Nothing in the records may change. Output them all exactly.
::::::::
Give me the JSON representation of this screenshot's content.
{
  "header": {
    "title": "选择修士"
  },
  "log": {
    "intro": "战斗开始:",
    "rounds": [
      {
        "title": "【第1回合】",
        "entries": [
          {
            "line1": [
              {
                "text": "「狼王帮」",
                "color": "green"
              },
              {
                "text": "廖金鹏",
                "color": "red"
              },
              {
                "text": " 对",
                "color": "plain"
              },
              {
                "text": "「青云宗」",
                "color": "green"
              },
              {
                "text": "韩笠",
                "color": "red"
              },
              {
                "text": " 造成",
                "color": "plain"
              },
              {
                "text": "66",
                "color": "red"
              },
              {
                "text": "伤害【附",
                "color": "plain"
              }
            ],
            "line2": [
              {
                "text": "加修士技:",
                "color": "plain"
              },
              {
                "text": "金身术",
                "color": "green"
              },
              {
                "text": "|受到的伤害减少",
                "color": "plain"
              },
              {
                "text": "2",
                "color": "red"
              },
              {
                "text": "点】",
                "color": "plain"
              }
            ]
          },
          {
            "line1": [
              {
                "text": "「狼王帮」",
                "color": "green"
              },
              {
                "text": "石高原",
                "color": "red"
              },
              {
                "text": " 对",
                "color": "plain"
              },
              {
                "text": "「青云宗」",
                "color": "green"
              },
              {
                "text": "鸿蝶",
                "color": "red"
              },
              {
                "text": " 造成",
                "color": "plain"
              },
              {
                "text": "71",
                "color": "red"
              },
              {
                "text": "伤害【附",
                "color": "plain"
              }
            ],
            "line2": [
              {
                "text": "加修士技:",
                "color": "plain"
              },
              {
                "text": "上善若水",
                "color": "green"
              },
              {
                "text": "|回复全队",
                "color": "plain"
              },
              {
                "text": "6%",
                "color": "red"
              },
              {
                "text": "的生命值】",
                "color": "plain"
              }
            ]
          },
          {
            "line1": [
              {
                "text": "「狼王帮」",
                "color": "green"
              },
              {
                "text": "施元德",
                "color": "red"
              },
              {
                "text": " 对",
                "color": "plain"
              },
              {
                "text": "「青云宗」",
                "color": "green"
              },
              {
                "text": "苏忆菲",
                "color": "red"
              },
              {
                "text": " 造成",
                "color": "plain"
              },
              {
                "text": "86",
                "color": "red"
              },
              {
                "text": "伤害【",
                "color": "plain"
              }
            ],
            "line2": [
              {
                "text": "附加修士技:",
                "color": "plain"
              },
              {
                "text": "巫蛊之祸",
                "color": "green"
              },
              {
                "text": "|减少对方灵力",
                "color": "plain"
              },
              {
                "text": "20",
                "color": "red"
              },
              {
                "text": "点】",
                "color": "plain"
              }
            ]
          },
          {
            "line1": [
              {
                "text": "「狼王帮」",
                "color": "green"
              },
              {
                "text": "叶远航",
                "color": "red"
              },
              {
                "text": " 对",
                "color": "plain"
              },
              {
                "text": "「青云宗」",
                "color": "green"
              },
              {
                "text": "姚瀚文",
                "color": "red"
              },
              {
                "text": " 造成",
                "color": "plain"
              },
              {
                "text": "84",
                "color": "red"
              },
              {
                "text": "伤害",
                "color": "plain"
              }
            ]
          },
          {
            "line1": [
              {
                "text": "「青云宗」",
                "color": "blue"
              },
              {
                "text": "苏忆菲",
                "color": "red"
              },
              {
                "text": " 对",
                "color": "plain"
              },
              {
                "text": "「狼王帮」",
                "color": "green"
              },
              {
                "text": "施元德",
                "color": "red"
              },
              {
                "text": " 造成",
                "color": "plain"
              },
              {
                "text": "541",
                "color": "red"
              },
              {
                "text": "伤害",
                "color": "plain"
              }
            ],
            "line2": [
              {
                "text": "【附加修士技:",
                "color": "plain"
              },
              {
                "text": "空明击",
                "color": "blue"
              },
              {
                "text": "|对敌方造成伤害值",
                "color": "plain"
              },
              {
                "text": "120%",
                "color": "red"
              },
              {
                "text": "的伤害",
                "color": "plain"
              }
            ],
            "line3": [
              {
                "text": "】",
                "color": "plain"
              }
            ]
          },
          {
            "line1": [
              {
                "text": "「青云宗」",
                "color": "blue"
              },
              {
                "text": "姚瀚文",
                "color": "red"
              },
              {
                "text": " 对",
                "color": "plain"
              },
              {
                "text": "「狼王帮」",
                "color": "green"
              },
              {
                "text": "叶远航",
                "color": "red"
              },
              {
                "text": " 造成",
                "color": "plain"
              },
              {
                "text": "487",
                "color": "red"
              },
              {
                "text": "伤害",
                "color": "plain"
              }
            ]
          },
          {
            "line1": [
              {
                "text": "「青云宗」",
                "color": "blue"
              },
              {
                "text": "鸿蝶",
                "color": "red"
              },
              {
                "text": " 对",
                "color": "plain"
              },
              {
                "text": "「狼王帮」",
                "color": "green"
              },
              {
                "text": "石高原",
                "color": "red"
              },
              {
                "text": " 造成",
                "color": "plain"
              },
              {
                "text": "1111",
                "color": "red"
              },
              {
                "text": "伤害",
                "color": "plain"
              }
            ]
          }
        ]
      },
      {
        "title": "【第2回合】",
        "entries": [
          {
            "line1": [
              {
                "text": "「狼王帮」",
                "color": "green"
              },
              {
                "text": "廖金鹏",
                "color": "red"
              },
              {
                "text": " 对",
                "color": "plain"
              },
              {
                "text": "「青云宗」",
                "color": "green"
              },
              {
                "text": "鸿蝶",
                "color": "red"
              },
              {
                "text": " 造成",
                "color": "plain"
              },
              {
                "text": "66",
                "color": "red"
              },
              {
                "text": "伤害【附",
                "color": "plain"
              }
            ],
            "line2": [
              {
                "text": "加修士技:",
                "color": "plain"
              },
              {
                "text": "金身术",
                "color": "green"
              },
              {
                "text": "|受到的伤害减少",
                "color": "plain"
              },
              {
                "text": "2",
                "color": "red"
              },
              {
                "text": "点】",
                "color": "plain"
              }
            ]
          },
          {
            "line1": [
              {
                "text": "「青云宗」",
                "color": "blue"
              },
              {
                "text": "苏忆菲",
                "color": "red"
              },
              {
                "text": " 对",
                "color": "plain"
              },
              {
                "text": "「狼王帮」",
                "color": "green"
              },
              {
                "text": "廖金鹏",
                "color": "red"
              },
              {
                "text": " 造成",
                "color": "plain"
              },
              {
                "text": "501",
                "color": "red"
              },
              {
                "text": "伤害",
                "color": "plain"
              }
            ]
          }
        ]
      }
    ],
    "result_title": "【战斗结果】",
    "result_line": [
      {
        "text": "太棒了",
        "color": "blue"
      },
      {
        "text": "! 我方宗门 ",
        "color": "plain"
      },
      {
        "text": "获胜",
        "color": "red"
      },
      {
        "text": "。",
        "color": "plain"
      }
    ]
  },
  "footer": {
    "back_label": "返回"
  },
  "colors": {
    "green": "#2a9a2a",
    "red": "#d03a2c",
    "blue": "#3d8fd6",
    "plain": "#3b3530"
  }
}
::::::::
- **Output for this task**:
Give me the JSON representation of this screenshot's content.
{
  "header": {
    "title": "选择修士"
  },
  "log": {
    "intro": "战斗开始:",
    "rounds": [
      {
        "title": "【第1回合】",
        "entries": [
          {
            "line1": [
              {
                "text": "「狼王帮」",
                "color": "green"
              },
              {
                "text": "廖金鹏",
                "color": "red"
              },
              {
                "text": " 对",
                "color": "plain"
              },
              {
                "text": "「青云宗」",
                "color": "green"
              },
              {
                "text": "韩笠",
                "color": "red"
              },
              {
                "text": " 造成",
                "color": "plain"
              },
              {
                "text": "66",
                "color": "red"
              },
              {
                "text": "伤害【附",
                "color": "plain"
              }
            ],
            "line2": [
              {
                "text": "加修士技:",
                "color": "plain"
              },
              {
                "text": "金身术",
                "color": "green"
              },
              {
                "text": "|受到的伤害减少",
                "color": "plain"
              },
              {
                "text": "2",
                "color": "red"
              },
              {
                "text": "点】",
                "color": "plain"
              }
            ]
          },
          {
            "line1": [
              {
                "text": "「狼王帮」",
                "color": "green"
              },
              {
                "text": "石高原",
                "color": "red"
              },
              {
                "text": " 对",
                "color": "plain"
              },
              {
                "text": "「青云宗」",
                "color": "green"
              },
              {
                "text": "鸿蝶",
                "color": "red"
              },
              {
                "text": " 造成",
                "color": "plain"
              },
              {
                "text": "71",
                "color": "red"
              },
              {
                "text": "伤害【附",
                "color": "plain"
              }
            ],
            "line2": [
              {
                "text": "加修士技:",
                "color": "plain"
              },
              {
                "text": "上善若水",
                "color": "green"
              },
              {
                "text": "|回复全队",
                "color": "plain"
              },
              {
                "text": "6%",
                "color": "red"
              },
              {
                "text": "的生命值】",
                "color": "plain"
              }
            ]
          },
          {
            "line1": [
              {
                "text": "「狼王帮」",
                "color": "green"
              },
              {
                "text": "施元德",
                "color": "red"
              },
              {
                "text": " 对",
                "color": "plain"
              },
              {
                "text": "「青云宗」",
                "color": "green"
              },
              {
                "text": "苏忆菲",
                "color": "red"
              },
              {
                "text": " 造成",
                "color": "plain"
              },
              {
                "text": "86",
                "color": "red"
              },
              {
                "text": "伤害【",
                "color": "plain"
              }
            ],
            "line2": [
              {
                "text": "附加修士技:",
                "color": "plain"
              },
              {
                "text": "巫蛊之祸",
                "color": "green"
              },
              {
                "text": "|减少对方灵力",
                "color": "plain"
              },
              {
                "text": "20",
                "color": "red"
              },
              {
                "text": "点】",
                "color": "plain"
              }
            ]
          },
          {
            "line1": [
              {
                "text": "「狼王帮」",
                "color": "green"
              },
              {
                "text": "叶远航",
                "color": "red"
              },
              {
                "text": " 对",
                "color": "plain"
              },
              {
                "text": "「青云宗」",
                "color": "green"
              },
              {
                "text": "姚瀚文",
                "color": "red"
              },
              {
                "text": " 造成",
                "color": "plain"
              },
              {
                "text": "84",
                "color": "red"
              },
              {
                "text": "伤害",
                "color": "plain"
              }
            ]
          },
          {
            "line1": [
              {
                "text": "「青云宗」",
                "color": "blue"
              },
              {
                "text": "苏忆菲",
                "color": "red"
              },
              {
                "text": " 对",
                "color": "plain"
              },
              {
                "text": "「狼王帮」",
                "color": "green"
              },
              {
                "text": "施元德",
                "color": "red"
              },
              {
                "text": " 造成",
                "color": "plain"
              },
              {
                "text": "541",
                "color": "red"
              },
              {
                "text": "伤害",
                "color": "plain"
              }
            ],
            "line2": [
              {
                "text": "【附加修士技:",
                "color": "plain"
              },
              {
                "text": "空明击",
                "color": "blue"
              },
              {
                "text": "|对敌方造成伤害值",
                "color": "plain"
              },
              {
                "text": "120%",
                "color": "red"
              },
              {
                "text": "的伤害",
                "color": "plain"
              }
            ],
            "line3": [
              {
                "text": "】",
                "color": "plain"
              }
            ]
          },
          {
            "line1": [
              {
                "text": "「青云宗」",
                "color": "blue"
              },
              {
                "text": "姚瀚文",
                "color": "red"
              },
              {
                "text": " 对",
                "color": "plain"
              },
              {
                "text": "「狼王帮」",
                "color": "green"
              },
              {
                "text": "叶远航",
                "color": "red"
              },
              {
                "text": " 造成",
                "color": "plain"
              },
              {
                "text": "487",
                "color": "red"
              },
              {
                "text": "伤害",
                "color": "plain"
              }
            ]
          },
          {
            "line1": [
              {
                "text": "「青云宗」",
                "color": "blue"
              },
              {
                "text": "鸿蝶",
                "color": "red"
              },
              {
                "text": " 对",
                "color": "plain"
              },
              {
                "text": "「狼王帮」",
                "color": "green"
              },
              {
                "text": "石高原",
                "color": "red"
              },
              {
                "text": " 造成",
                "color": "plain"
              },
              {
                "text": "1111",
                "color": "red"
              },
              {
                "text": "伤害",
                "color": "plain"
              }
            ]
          }
        ]
      },
      {
        "title": "【第2回合】",
        "entries": [
          {
            "line1": [
              {
                "text": "「狼王帮」",
                "color": "green"
              },
              {
                "text": "廖金鹏",
                "color": "red"
              },
              {
                "text": " 对",
                "color": "plain"
              },
              {
                "text": "「青云宗」",
                "color": "green"
              },
              {
                "text": "鸿蝶",
                "color": "red"
              },
              {
                "text": " 造成",
                "color": "plain"
              },
              {
                "text": "66",
                "color": "red"
              },
              {
                "text": "伤害【附",
                "color": "plain"
              }
            ],
            "line2": [
              {
                "text": "加修士技:",
                "color": "plain"
              },
              {
                "text": "金身术",
                "color": "green"
              },
              {
                "text": "|受到的伤害减少",
                "color": "plain"
              },
              {
                "text": "2",
                "color": "red"
              },
              {
                "text": "点】",
                "color": "plain"
              }
            ]
          },
          {
            "line1": [
              {
                "text": "「青云宗」",
                "color": "blue"
              },
              {
                "text": "苏忆菲",
                "color": "red"
              },
              {
                "text": " 对",
                "color": "plain"
              },
              {
                "text": "「狼王帮」",
                "color": "green"
              },
              {
                "text": "廖金鹏",
                "color": "red"
              },
              {
                "text": " 造成",
                "color": "plain"
              },
              {
                "text": "501",
                "color": "red"
              },
              {
                "text": "伤害",
                "color": "plain"
              }
            ]
          }
        ]
      }
    ],
    "result_title": "【战斗结果】",
    "result_line": [
      {
        "text": "太棒了",
        "color": "blue"
      },
      {
        "text": "! 我方宗门 ",
        "color": "plain"
      },
      {
        "text": "获胜",
        "color": "red"
      },
      {
        "text": "。",
        "color": "plain"
      }
    ]
  },
  "footer": {
    "back_label": "返回"
  },
  "colors": {
    "green": "#2a9a2a",
    "red": "#d03a2c",
    "blue": "#3d8fd6",
    "plain": "#3b3530"
  }
}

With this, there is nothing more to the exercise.